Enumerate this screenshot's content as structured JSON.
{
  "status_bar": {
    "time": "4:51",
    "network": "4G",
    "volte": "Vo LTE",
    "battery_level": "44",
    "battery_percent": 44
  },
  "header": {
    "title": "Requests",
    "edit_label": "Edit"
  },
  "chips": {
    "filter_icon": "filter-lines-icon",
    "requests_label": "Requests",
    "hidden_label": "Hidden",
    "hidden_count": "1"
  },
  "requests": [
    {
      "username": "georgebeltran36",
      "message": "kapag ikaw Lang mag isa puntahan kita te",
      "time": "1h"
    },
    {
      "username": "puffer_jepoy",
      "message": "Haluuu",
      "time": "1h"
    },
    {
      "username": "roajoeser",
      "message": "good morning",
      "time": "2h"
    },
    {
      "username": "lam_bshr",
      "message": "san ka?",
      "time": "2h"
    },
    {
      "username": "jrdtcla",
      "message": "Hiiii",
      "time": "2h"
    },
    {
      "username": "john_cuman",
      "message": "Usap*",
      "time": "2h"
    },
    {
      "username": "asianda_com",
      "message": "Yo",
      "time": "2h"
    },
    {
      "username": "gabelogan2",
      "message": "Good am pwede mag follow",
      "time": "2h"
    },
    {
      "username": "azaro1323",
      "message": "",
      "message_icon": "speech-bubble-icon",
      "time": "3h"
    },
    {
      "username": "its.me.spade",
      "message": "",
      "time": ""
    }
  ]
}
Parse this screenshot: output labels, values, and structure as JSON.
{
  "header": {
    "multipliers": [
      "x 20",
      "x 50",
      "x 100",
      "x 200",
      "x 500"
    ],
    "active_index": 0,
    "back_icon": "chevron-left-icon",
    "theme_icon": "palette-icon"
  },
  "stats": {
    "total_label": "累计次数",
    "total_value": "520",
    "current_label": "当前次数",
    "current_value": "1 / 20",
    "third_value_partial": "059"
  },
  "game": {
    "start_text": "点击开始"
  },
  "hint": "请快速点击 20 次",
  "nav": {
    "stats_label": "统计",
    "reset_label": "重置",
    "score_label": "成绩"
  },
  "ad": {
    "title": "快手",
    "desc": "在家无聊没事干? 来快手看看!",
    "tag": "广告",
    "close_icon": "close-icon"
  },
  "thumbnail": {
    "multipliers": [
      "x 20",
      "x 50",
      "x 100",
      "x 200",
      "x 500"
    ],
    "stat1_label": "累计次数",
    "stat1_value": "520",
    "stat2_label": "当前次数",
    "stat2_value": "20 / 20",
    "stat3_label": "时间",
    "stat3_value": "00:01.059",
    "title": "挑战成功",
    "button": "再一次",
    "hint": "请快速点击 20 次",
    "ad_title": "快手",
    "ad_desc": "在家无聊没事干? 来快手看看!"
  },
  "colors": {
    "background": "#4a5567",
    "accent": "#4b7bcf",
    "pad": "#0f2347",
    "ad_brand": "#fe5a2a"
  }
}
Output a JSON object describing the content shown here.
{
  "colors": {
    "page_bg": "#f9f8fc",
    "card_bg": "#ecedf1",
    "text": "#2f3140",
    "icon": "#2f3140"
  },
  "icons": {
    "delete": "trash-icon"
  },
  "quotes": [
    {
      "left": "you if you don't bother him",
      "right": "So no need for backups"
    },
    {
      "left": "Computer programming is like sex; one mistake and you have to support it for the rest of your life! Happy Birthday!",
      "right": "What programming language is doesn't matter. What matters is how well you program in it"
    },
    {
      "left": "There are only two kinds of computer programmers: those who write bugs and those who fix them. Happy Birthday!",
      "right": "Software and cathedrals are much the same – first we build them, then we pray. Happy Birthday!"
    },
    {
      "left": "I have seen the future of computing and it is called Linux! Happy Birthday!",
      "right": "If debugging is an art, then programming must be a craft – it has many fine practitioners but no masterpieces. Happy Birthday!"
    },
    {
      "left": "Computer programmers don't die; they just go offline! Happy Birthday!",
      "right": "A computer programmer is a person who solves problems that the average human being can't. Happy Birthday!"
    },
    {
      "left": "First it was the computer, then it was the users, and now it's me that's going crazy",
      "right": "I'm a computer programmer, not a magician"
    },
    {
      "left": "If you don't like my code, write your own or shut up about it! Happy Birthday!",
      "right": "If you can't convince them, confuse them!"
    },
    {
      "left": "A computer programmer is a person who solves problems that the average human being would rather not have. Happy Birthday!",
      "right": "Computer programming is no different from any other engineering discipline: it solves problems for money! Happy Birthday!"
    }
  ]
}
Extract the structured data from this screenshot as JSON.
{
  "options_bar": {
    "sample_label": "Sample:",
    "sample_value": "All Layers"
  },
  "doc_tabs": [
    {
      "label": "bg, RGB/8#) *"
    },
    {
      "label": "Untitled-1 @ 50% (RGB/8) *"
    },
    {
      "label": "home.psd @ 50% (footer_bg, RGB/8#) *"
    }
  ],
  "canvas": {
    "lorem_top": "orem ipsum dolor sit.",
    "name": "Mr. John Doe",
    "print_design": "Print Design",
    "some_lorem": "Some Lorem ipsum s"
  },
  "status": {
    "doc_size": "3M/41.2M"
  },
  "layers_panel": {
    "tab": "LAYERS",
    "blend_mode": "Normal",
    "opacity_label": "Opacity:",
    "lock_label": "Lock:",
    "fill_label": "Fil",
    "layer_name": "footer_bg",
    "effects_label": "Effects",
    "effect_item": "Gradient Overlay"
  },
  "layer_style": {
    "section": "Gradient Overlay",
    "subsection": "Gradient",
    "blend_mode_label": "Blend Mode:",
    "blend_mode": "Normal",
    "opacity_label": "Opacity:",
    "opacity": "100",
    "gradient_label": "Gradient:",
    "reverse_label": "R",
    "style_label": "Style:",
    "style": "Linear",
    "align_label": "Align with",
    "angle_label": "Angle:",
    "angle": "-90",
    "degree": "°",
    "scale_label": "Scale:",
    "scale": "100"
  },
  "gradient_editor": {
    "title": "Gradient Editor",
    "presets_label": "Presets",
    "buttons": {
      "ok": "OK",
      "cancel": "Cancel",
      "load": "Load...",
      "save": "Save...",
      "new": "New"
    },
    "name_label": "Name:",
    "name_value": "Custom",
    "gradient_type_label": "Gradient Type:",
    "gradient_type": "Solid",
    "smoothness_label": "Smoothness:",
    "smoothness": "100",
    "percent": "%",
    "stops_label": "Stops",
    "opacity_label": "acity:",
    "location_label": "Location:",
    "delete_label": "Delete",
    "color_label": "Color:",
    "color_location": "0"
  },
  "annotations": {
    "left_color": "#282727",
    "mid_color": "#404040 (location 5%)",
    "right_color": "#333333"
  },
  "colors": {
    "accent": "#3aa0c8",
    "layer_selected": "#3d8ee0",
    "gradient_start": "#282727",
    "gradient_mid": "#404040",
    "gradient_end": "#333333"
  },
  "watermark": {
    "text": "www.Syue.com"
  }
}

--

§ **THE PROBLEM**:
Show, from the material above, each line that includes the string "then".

§ **EXERCISE SOLUTION**:
      "right": "Software and cathedrals are much the same – first we build them, then we pray. Happy Birthday!"
      "right": "If debugging is an art, then programming must be a craft – it has many fine practitioners but no masterpieces. Happy Birthday!"
      "left": "First it was the computer, then it was the users, and now it's me that's going crazy",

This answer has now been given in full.